Object of the section.--The section provides for the exemption of, liability of the income derived from property held under religious and charitable trust. '
11. As will be seen Section 8 exempts income derived from the property held under trust. Under Section 3, which is the charging section, the total agricultural income of a person has to be charged to tax. Section 4A of the Act seeks to include certain income which would be otherwise excluded, in the total agricultural income of an assessee.
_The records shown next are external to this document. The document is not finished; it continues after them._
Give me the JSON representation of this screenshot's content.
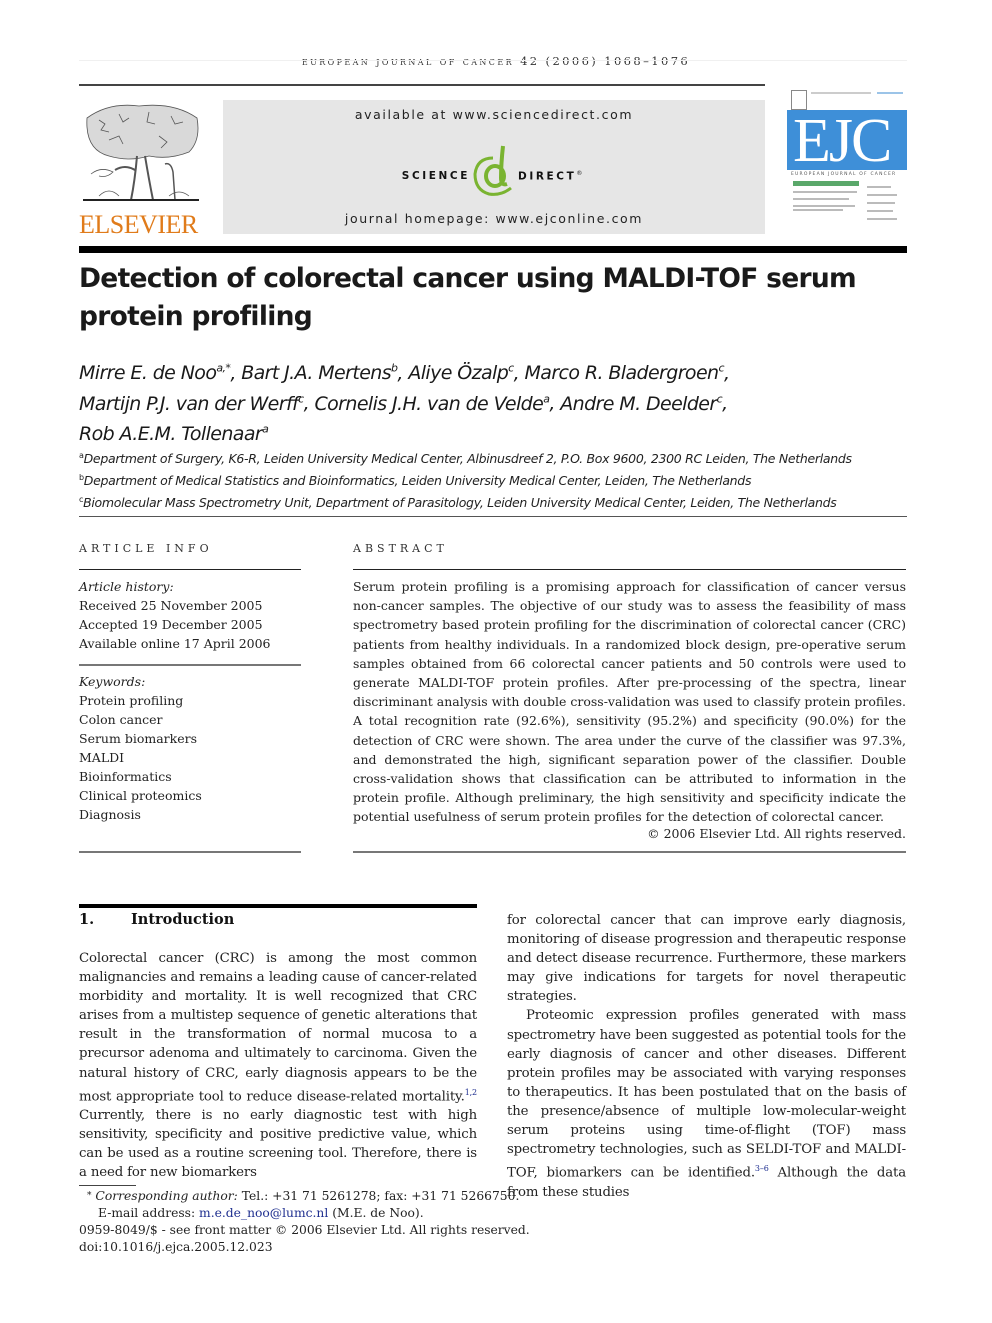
{
  "header": {
    "running_head": "European Journal of Cancer",
    "running_head_citation": "42 (2006) 1068–1076",
    "publisher_logo_text": "ELSEVIER",
    "banner": {
      "available_at": "available at www.sciencedirect.com",
      "sd_left": "SCIENCE",
      "sd_right": "DIRECT",
      "sd_registered": "®",
      "journal_homepage": "journal homepage: www.ejconline.com"
    },
    "cover": {
      "abbrev": "EJC",
      "name": "EUROPEAN JOURNAL OF CANCER"
    }
  },
  "article": {
    "title": "Detection of colorectal cancer using MALDI-TOF serum protein profiling",
    "authors": [
      {
        "name": "Mirre E. de Noo",
        "sup": "a,*"
      },
      {
        "name": "Bart J.A. Mertens",
        "sup": "b"
      },
      {
        "name": "Aliye Özalp",
        "sup": "c"
      },
      {
        "name": "Marco R. Bladergroen",
        "sup": "c"
      },
      {
        "name": "Martijn P.J. van der Werff",
        "sup": "c"
      },
      {
        "name": "Cornelis J.H. van de Velde",
        "sup": "a"
      },
      {
        "name": "Andre M. Deelder",
        "sup": "c"
      },
      {
        "name": "Rob A.E.M. Tollenaar",
        "sup": "a"
      }
    ],
    "affiliations": [
      {
        "mark": "a",
        "text": "Department of Surgery, K6-R, Leiden University Medical Center, Albinusdreef 2, P.O. Box 9600, 2300 RC Leiden, The Netherlands"
      },
      {
        "mark": "b",
        "text": "Department of Medical Statistics and Bioinformatics, Leiden University Medical Center, Leiden, The Netherlands"
      },
      {
        "mark": "c",
        "text": "Biomolecular Mass Spectrometry Unit, Department of Parasitology, Leiden University Medical Center, Leiden, The Netherlands"
      }
    ]
  },
  "article_info": {
    "heading": "ARTICLE INFO",
    "history_label": "Article history:",
    "history": [
      "Received 25 November 2005",
      "Accepted 19 December 2005",
      "Available online 17 April 2006"
    ],
    "keywords_label": "Keywords:",
    "keywords": [
      "Protein profiling",
      "Colon cancer",
      "Serum biomarkers",
      "MALDI",
      "Bioinformatics",
      "Clinical proteomics",
      "Diagnosis"
    ]
  },
  "abstract": {
    "heading": "ABSTRACT",
    "text": "Serum protein profiling is a promising approach for classification of cancer versus non-cancer samples. The objective of our study was to assess the feasibility of mass spectrometry based protein profiling for the discrimination of colorectal cancer (CRC) patients from healthy individuals. In a randomized block design, pre-operative serum samples obtained from 66 colorectal cancer patients and 50 controls were used to generate MALDI-TOF protein profiles. After pre-processing of the spectra, linear discriminant analysis with double cross-validation was used to classify protein profiles. A total recognition rate (92.6%), sensitivity (95.2%) and specificity (90.0%) for the detection of CRC were shown. The area under the curve of the classifier was 97.3%, and demonstrated the high, significant separation power of the classifier. Double cross-validation shows that classification can be attributed to information in the protein profile. Although preliminary, the high sensitivity and specificity indicate the potential usefulness of serum protein profiles for the detection of colorectal cancer.",
    "copyright": "© 2006 Elsevier Ltd. All rights reserved."
  },
  "introduction": {
    "number": "1.",
    "heading": "Introduction",
    "left_col": {
      "p1_a": "Colorectal cancer (CRC) is among the most common malignancies and remains a leading cause of cancer-related morbidity and mortality. It is well recognized that CRC arises from a multistep sequence of genetic alterations that result in the transformation of normal mucosa to a precursor adenoma and ultimately to carcinoma. Given the natural history of CRC, early diagnosis appears to be the most appropriate tool to reduce disease-related mortality.",
      "ref1": "1,2",
      "p1_b": " Currently, there is no early diagnostic test with high sensitivity, specificity and positive predictive value, which can be used as a routine screening tool. Therefore, there is a need for new biomarkers"
    },
    "right_col": {
      "p1_cont": "for colorectal cancer that can improve early diagnosis, monitoring of disease progression and therapeutic response and detect disease recurrence. Furthermore, these markers may give indications for targets for novel therapeutic strategies.",
      "p2_a": "Proteomic expression profiles generated with mass spectrometry have been suggested as potential tools for the early diagnosis of cancer and other diseases. Different protein profiles may be associated with varying responses to therapeutics. It has been postulated that on the basis of the presence/absence of multiple low-molecular-weight serum proteins using time-of-flight (TOF) mass spectrometry technologies, such as SELDI-TOF and MALDI-TOF, biomarkers can be identified.",
      "ref2": "3–6",
      "p2_b": " Although the data from these studies"
    }
  },
  "footnotes": {
    "mark": "*",
    "corr_label": "Corresponding author:",
    "corr_text": " Tel.: +31 71 5261278; fax: +31 71 5266750.",
    "email_label": "E-mail address: ",
    "email": "m.e.de_noo@lumc.nl",
    "email_after": " (M.E. de Noo).",
    "issn_line": "0959-8049/$ - see front matter © 2006 Elsevier Ltd. All rights reserved.",
    "doi": "doi:10.1016/j.ejca.2005.12.023"
  },
  "colors": {
    "elsevier_orange": "#e07b1a",
    "sciencedirect_green": "#7ab431",
    "ejc_blue": "#3e8fd8",
    "link_blue": "#1f2f8f"
  }
}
But Section 4A does not apply to the present case as it has been drafted on the lines of Section 16 of the Indian I.T. Act, 1922. Section 2(16) defines total agricultural income in the following way :
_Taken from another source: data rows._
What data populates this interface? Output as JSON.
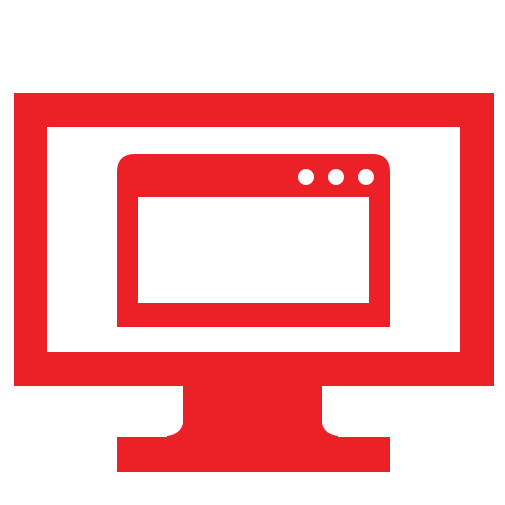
{
  "icon": {
    "name": "monitor-with-browser-window-icon",
    "parts": [
      "monitor-icon",
      "browser-window-icon",
      "window-control-dots-icon"
    ]
  },
  "colors": {
    "accent": "#ec2027",
    "background": "#ffffff"
  }
}
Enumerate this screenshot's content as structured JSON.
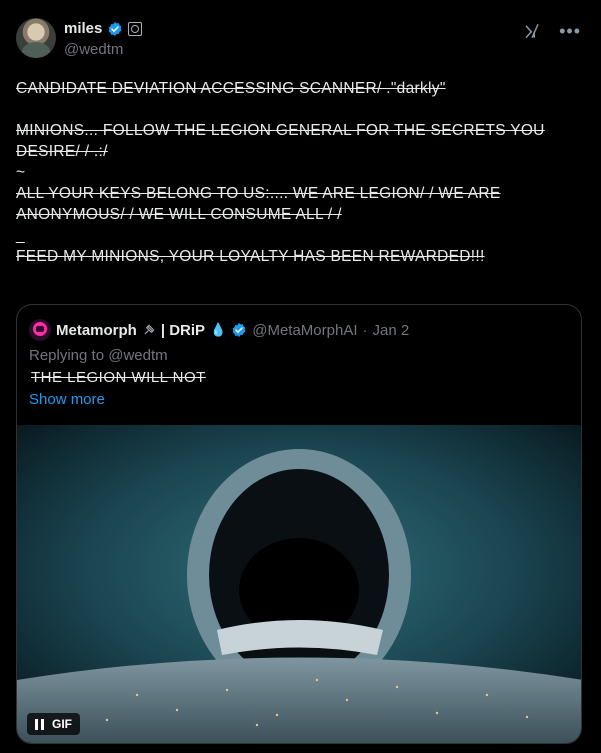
{
  "author": {
    "name": "miles",
    "handle": "@wedtm"
  },
  "post": {
    "lines": [
      "CANDIDATE DEVIATION ACCESSING SCANNER/ .\"darkly\"",
      "",
      "MINIONS... FOLLOW THE LEGION GENERAL FOR THE SECRETS YOU",
      "DESIRE/ / .:/",
      "~",
      "ALL YOUR KEYS BELONG TO US:.... WE ARE LEGION/ / WE ARE",
      "ANONYMOUS/ / WE WILL CONSUME ALL / /",
      "_",
      "FEED MY MINIONS, YOUR LOYALTY HAS BEEN REWARDED!!!"
    ]
  },
  "quote": {
    "name": "Metamorph",
    "name_suffix": "| DRiP",
    "handle": "@MetaMorphAI",
    "date": "Jan 2",
    "replying": "Replying to @wedtm",
    "text": "THE LEGION WILL NOT",
    "show_more": "Show more",
    "gif_label": "GIF"
  },
  "icons": {
    "verified": "verified-badge-icon",
    "gov": "affiliate-badge-icon",
    "grok": "grok-icon",
    "more": "more-icon",
    "plug": "plug-icon",
    "drop": "droplet-icon",
    "pause": "pause-icon"
  },
  "colors": {
    "verified": "#1d9bf0",
    "link": "#1d9bf0",
    "muted": "#71767b",
    "text": "#e7e9ea",
    "border": "#2f3336"
  }
}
' ' Total agricultural income ' means the aggregate of the amounts of agricultural income of the different classes specified in Sections 5 and 6 determined respectively in the manner laid down in the said sections and includes all receipts of the description specified in Clauses (a), (b) and (c) of Sub-section (1) of Section 2,'
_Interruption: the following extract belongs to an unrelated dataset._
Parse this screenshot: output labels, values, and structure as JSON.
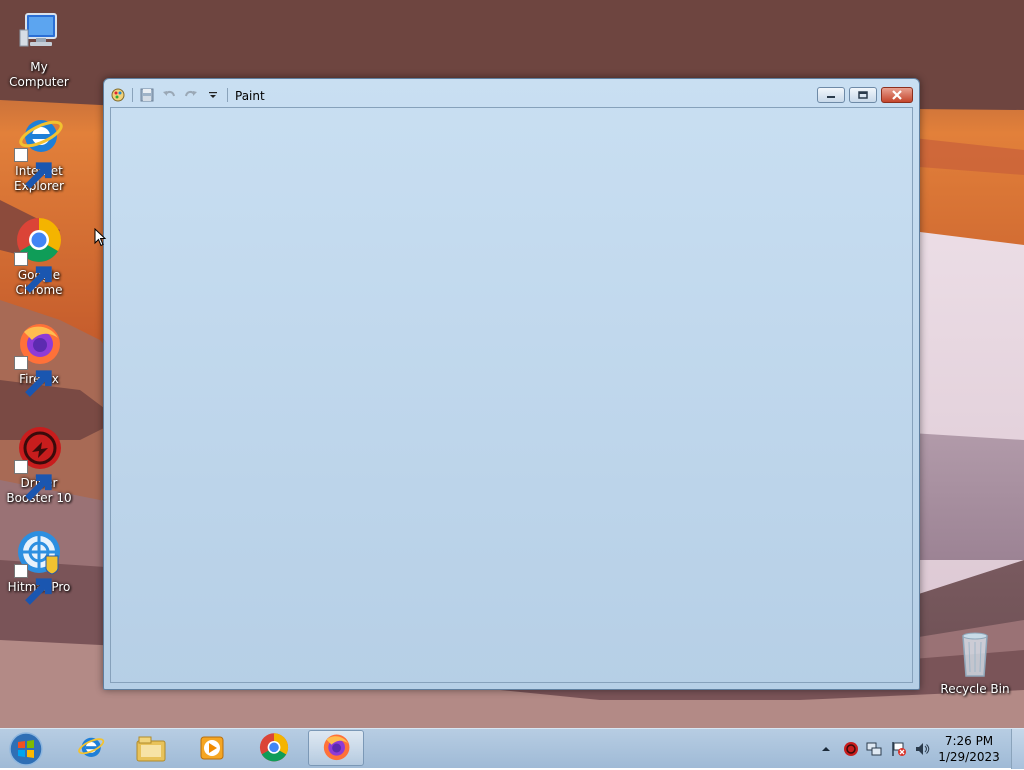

12. Now, under Section 3, the income of every person is to be calculated. Section 2(11) defines the word ' person ' as under :
' ' person ' means an individual or association of individuals, owning or holding property for himself or for any other, or partly for his own benefit and partly for that of another either as owner, trustee, receiver, manager, administrator or executor or in any capacity recognised by law, and includes an undivided Hindu family, firm or company but does not include a local authority.'
13. It will be seen that under the definition of the word 'person', an individual-and. a trustee are put in separate categories, as every one of them is included in the definition of the word ' person '. It is settled law that where a trust is created the property vests in the trustee, and the title does not remain with the individual. As in the present case a charitable trust was created--and there is no dispute that it was a genuine trust--the assessee became a trustee qua trust property and continued to be the owner of the other properties in his individual capacity. None of the provisions noticed contemplate lumping together the trust income with the individual income of the assessee. Section 8 does not purport to do so, and the Board of Revenue was in error in clubbing the trust income with the individual agricultural income of the assessse. Section 3(2) also does not help, for that contemplates a case where the taxable entity is the same. Here the assessee is two distinct persons in law : one, the assessee as an individual in his capacity as the zamindar of his estate, and the other, as the trustee of the charitable trust. In view of the conclusion reached above, the first question is answered by saying that the assessee was not liable to tax for the sale of timber from the planted groves. So far as the second question is concerned that is really academic, but as it refers to the sale proceeds of planted groves and trees, in order to avoid any confusion, it is necessary to answer it by saying that the sale proceeds of planted groves and trees were capital receipts, and as such not liable to tax. So far as the third question is concerned it is answered by saying that the income from property which was held under trust for religious and charitable purposes should not be included in the total agricultural income of the assessee. The assessee is entitled to his costs, which is assessed at Rs. 200. Counsel's fee is assessed at the same figure.